TASK GOAL: Could you copy every line of the data that contains "date"?

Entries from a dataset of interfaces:
________________

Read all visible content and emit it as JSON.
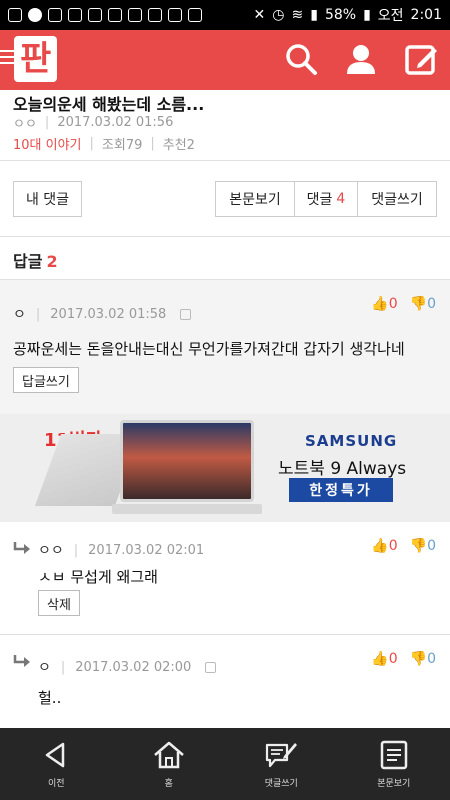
{
  "status_bar": {
    "battery": "58%",
    "period": "오전",
    "time": "2:01"
  },
  "header": {
    "logo": "판",
    "icons": [
      "search-icon",
      "user-icon",
      "write-icon"
    ]
  },
  "article": {
    "title": "오늘의운세 해봤는데 소름...",
    "author": "ㅇㅇ",
    "date": "2017.03.02 01:56",
    "category": "10대 이야기",
    "views": "조회79",
    "recommend": "추천2"
  },
  "actions": {
    "my_comments": "내 댓글",
    "view_post": "본문보기",
    "comments_label": "댓글",
    "comments_count": "4",
    "write_comment": "댓글쓰기"
  },
  "replies": {
    "label": "답글",
    "count": "2"
  },
  "main_comment": {
    "author": "ㅇ",
    "date": "2017.03.02 01:58",
    "up": "0",
    "down": "0",
    "text": "공짜운세는 돈을안내는대신 무언가를가져간대 갑자기 생각나네",
    "reply_button": "답글쓰기"
  },
  "ad": {
    "tag": "11번가",
    "brand": "SAMSUNG",
    "product": "노트북 9 Always",
    "sale": "한정특가"
  },
  "reply1": {
    "author": "ㅇㅇ",
    "date": "2017.03.02 02:01",
    "up": "0",
    "down": "0",
    "text": "ㅅㅂ 무섭게 왜그래",
    "delete_button": "삭제"
  },
  "reply2": {
    "author": "ㅇ",
    "date": "2017.03.02 02:00",
    "up": "0",
    "down": "0",
    "text": "헐.."
  },
  "bottom_nav": {
    "items": [
      {
        "label": "이전",
        "icon": "back-icon"
      },
      {
        "label": "홈",
        "icon": "home-icon"
      },
      {
        "label": "댓글쓰기",
        "icon": "comment-write-icon"
      },
      {
        "label": "본문보기",
        "icon": "document-icon"
      }
    ]
  }
}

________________

TASK RESULT:
    "date": "2017.03.02 01:56",
    "date": "2017.03.02 01:58",
    "date": "2017.03.02 02:01",
    "date": "2017.03.02 02:00",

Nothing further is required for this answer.